**Data excerpts**
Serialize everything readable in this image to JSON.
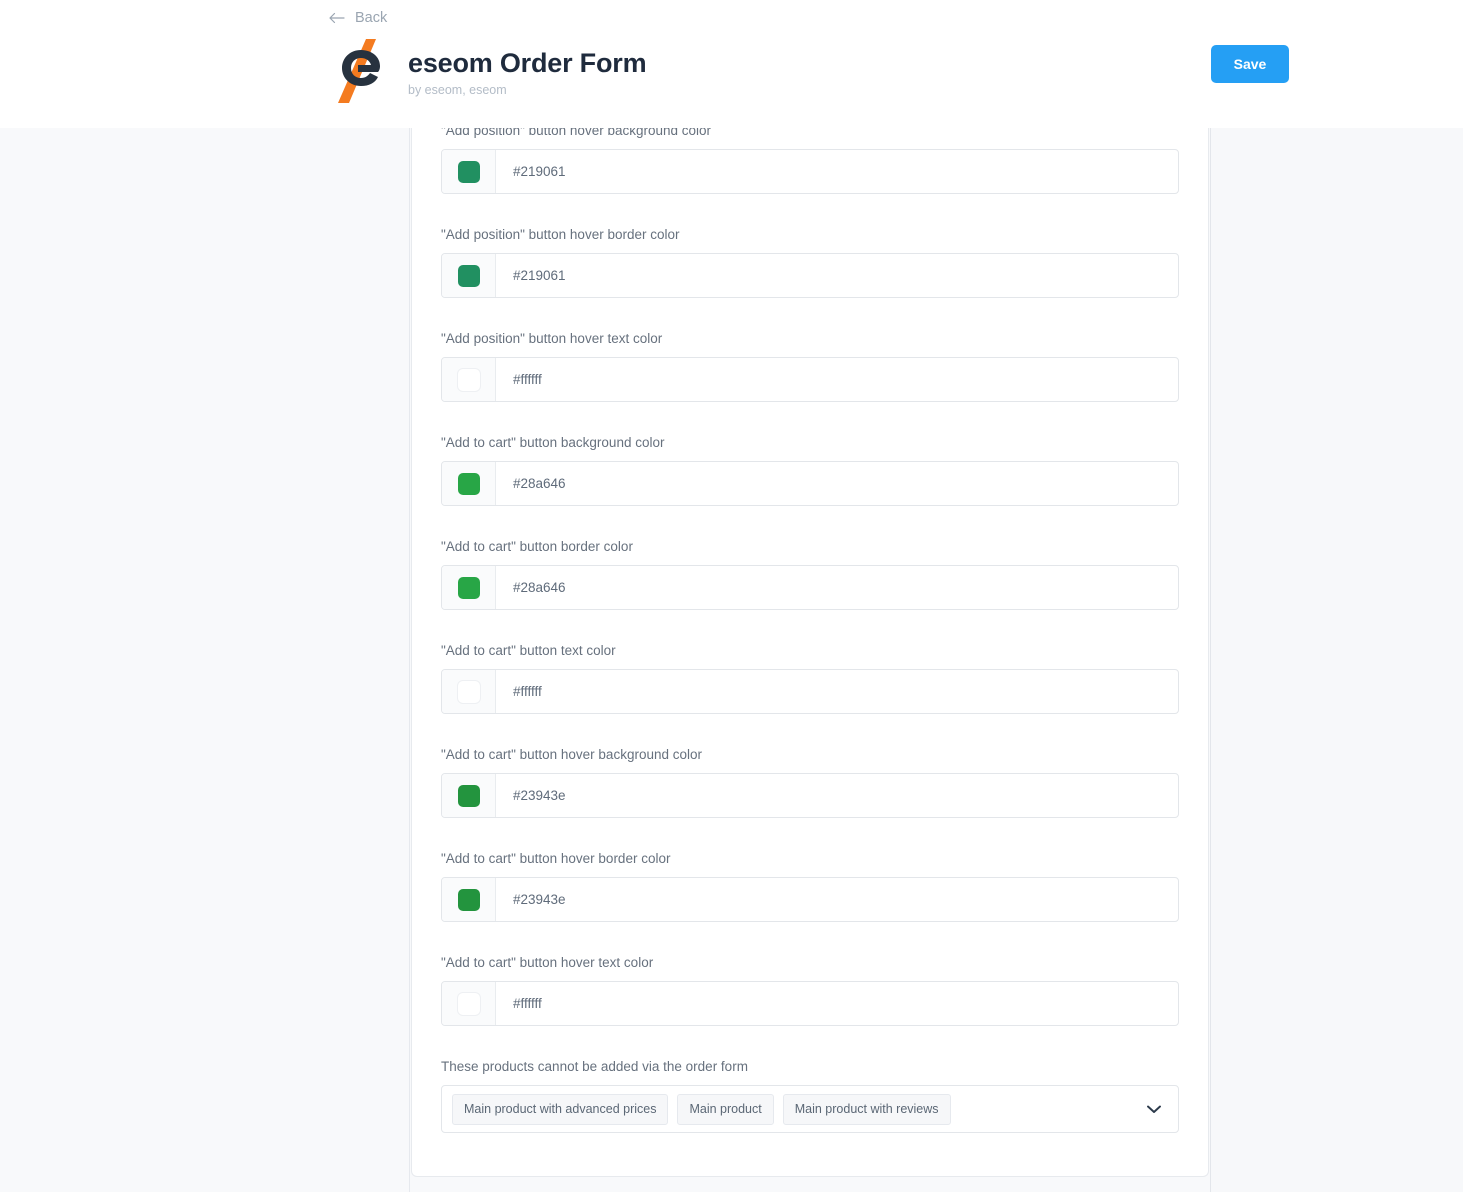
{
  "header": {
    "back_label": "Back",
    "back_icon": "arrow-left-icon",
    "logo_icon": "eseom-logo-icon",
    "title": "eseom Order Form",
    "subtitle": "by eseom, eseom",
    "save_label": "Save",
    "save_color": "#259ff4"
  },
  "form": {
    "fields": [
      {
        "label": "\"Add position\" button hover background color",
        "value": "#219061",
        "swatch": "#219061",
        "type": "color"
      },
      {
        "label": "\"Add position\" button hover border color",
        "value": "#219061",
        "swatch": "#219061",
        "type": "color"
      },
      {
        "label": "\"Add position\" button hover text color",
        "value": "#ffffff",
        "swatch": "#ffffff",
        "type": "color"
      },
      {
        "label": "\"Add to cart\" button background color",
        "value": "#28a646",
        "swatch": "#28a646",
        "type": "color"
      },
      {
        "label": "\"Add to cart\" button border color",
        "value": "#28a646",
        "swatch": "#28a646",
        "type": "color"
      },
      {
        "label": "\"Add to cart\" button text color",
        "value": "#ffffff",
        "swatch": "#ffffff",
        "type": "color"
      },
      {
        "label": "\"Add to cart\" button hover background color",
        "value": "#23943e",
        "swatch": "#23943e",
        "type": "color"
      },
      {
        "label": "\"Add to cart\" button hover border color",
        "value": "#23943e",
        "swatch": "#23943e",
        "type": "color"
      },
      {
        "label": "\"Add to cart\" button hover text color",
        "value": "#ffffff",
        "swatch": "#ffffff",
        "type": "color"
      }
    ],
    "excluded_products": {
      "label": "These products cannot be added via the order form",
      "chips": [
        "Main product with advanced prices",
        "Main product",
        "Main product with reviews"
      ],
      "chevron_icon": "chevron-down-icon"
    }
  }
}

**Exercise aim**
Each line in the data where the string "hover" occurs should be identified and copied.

**Solution for this problem**
        "label": "\"Add position\" button hover background color",
        "label": "\"Add position\" button hover border color",
        "label": "\"Add position\" button hover text color",
        "label": "\"Add to cart\" button hover background color",
        "label": "\"Add to cart\" button hover border color",
        "label": "\"Add to cart\" button hover text color",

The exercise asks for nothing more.